Ephesians 3:20-21

“Now to Him who is able to do far more abundantly than all that we ask or think, according to the power at work within us, to Him be glory in the church and in Christ Jesus throughout all generations, forever and ever. Amen.”

Creative Giving Examples

By | Creative Giving | 7,738 Comments

While giving from income is often the primary response to contributing to stewardship programs, many donors convert non-cash items into cash donations or, in some cases, contribute those non-cash items directly and let the church manage them accordingly.   The following true examples from Impact’s work with churches over the years will surprise and excite you, as testament to what creative giving looks like in real life.

Remember:  when considering these or other creative giving ideas, contact your tax accountant/advisor who can counsel you about tax credit strategies and about the most advantageous way to make a gift to (Church Name).  IRS rules are subject to change and a tax professional will be the most up-to-date on such changes.

Antiques.  (Tampa, FL)  A retired member thought he had nothing to give, then gave the church an 1836 Colt Revolver.  The church sold it for $400,000.

Automobiles.  (Mobile, AL)  A single adult who just lost his business thought he had nothing to give.  He owned a 1966 Shelby GT that just sat in his garage.  Church sold it for $200,000.  Ideally, individuals may consider selling a vehicle and gifting the proceeds to the church; if a tax write-off were desired, the vehicle would be donated outright.

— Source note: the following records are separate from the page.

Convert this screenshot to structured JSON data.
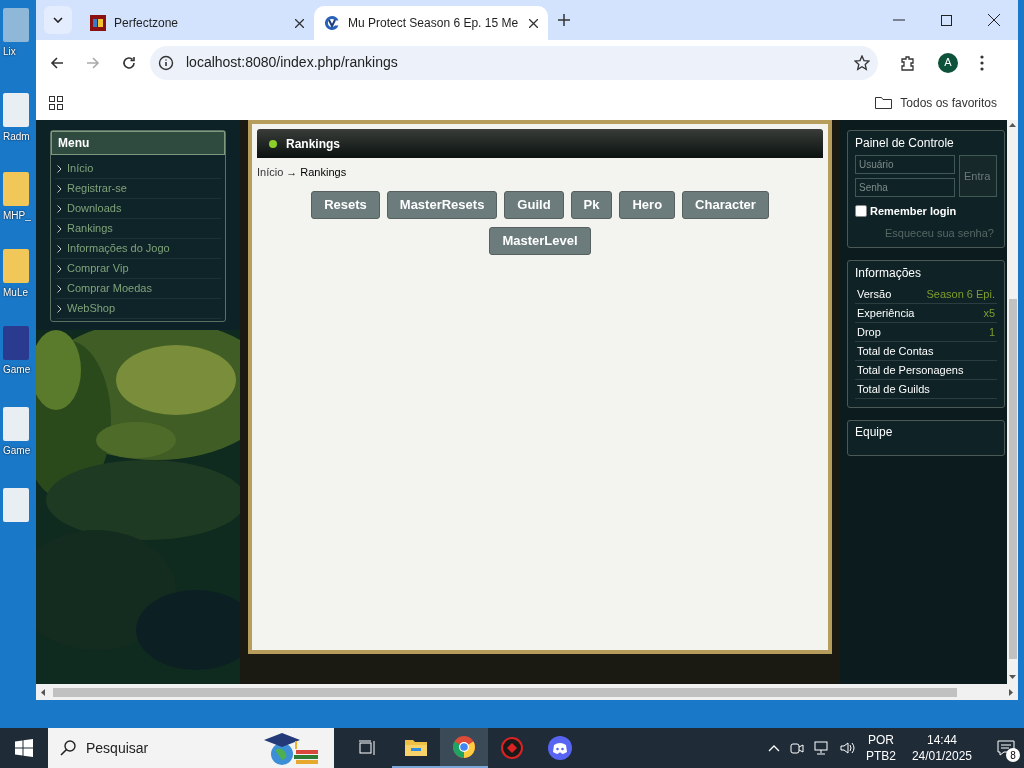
{
  "desktop_icons": [
    {
      "label": "Lix"
    },
    {
      "label": "Radm"
    },
    {
      "label": "MHP_"
    },
    {
      "label": "MuLe"
    },
    {
      "label": "Game"
    },
    {
      "label": "Game"
    }
  ],
  "browser": {
    "tabs": [
      {
        "title": "Perfectzone",
        "selected": false
      },
      {
        "title": "Mu Protect Season 6 Ep. 15 Me",
        "selected": true
      }
    ],
    "address": "localhost:8080/index.php/rankings",
    "profile_initial": "A",
    "bookmarks_folder": "Todos os favoritos"
  },
  "menu": {
    "title": "Menu",
    "items": [
      {
        "label": "Início"
      },
      {
        "label": "Registrar-se"
      },
      {
        "label": "Downloads"
      },
      {
        "label": "Rankings"
      },
      {
        "label": "Informações do Jogo"
      },
      {
        "label": "Comprar Vip"
      },
      {
        "label": "Comprar Moedas"
      },
      {
        "label": "WebShop"
      }
    ]
  },
  "content": {
    "title": "Rankings",
    "breadcrumb": {
      "home": "Início",
      "separator": "→",
      "current": "Rankings"
    },
    "buttons": [
      [
        "Resets",
        "MasterResets",
        "Guild",
        "Pk",
        "Hero",
        "Character"
      ],
      [
        "MasterLevel"
      ]
    ]
  },
  "login": {
    "title": "Painel de Controle",
    "username_placeholder": "Usuário",
    "password_placeholder": "Senha",
    "submit": "Entra",
    "remember": {
      "label": "Remember login",
      "checked": false
    },
    "forgot": "Esqueceu sua senha?"
  },
  "info": {
    "title": "Informações",
    "rows": [
      {
        "label": "Versão",
        "value": "Season 6 Epi."
      },
      {
        "label": "Experiência",
        "value": "x5"
      },
      {
        "label": "Drop",
        "value": "1"
      },
      {
        "label": "Total de Contas"
      },
      {
        "label": "Total de Personagens"
      },
      {
        "label": "Total de Guilds"
      }
    ]
  },
  "team": {
    "title": "Equipe"
  },
  "taskbar": {
    "search_placeholder": "Pesquisar",
    "language": "POR",
    "layout": "PTB2",
    "time": "14:44",
    "date": "24/01/2025",
    "notifications": "8"
  }
}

Life Insurance.  Some individuals have accumulated cash value in insurance policies that may be given to the church.

Real Estate.  (Roanoke, VA)  An unencumbered piece of real estate that is readily sale-able can be a valuable gift.  An elderly married couple who thought they had nothing to give owned a four-plex apartment home purchased 50 years earlier for $50,000.   The church sold it for $300,000.  (Side note:  the couple avoided $50,000 in capital gains tax, recaptured the appreciation and received $300,000 contribution credit.)

Sports Memorabilia.  (Palm Harbor, FL)  A single adult who moved from Wisconsin thought he had nothing to give.  He gave his church a football signed by Vince Lombardi after the Packers won the first Super Bowl.  The church sold it for $25,000.

Stocks & Bonds.  Giving appreciated stocks or bonds in accounts subject to IRS income taxes can be advantageous to the donor and to the church. The donor may avoid paying capital gains taxes while receiving a charitable deduction, and the church will receive a beneficial and liquid asset. To claim these tax benefits, the stocks/bonds/mutual funds must be transferred to the church rather than selling and donating the proceeds.

Tax Returns.  Individuals may take a distribution from their IRA, count it as taxable income on their tax return, give it to the church and then take a charitable contribution tax deduction if they itemize their deductions.  If you are under 59 years and 6 months, there is a 10% penalty on the amount drawn.

Disclaimer:  When considering these or other creative giving ideas, please contact your tax accountant/advisor to advise you regarding tax credit strategies and to employ the most advantageous way to make a gift to your church.  Impact Stewardship consists of stewardship teachers, pastors, and counselors; we are not tax professionals.  Additionally, IRS rules are subject to change, and a tax professional will be the most up-to-date on such changes in the tax code.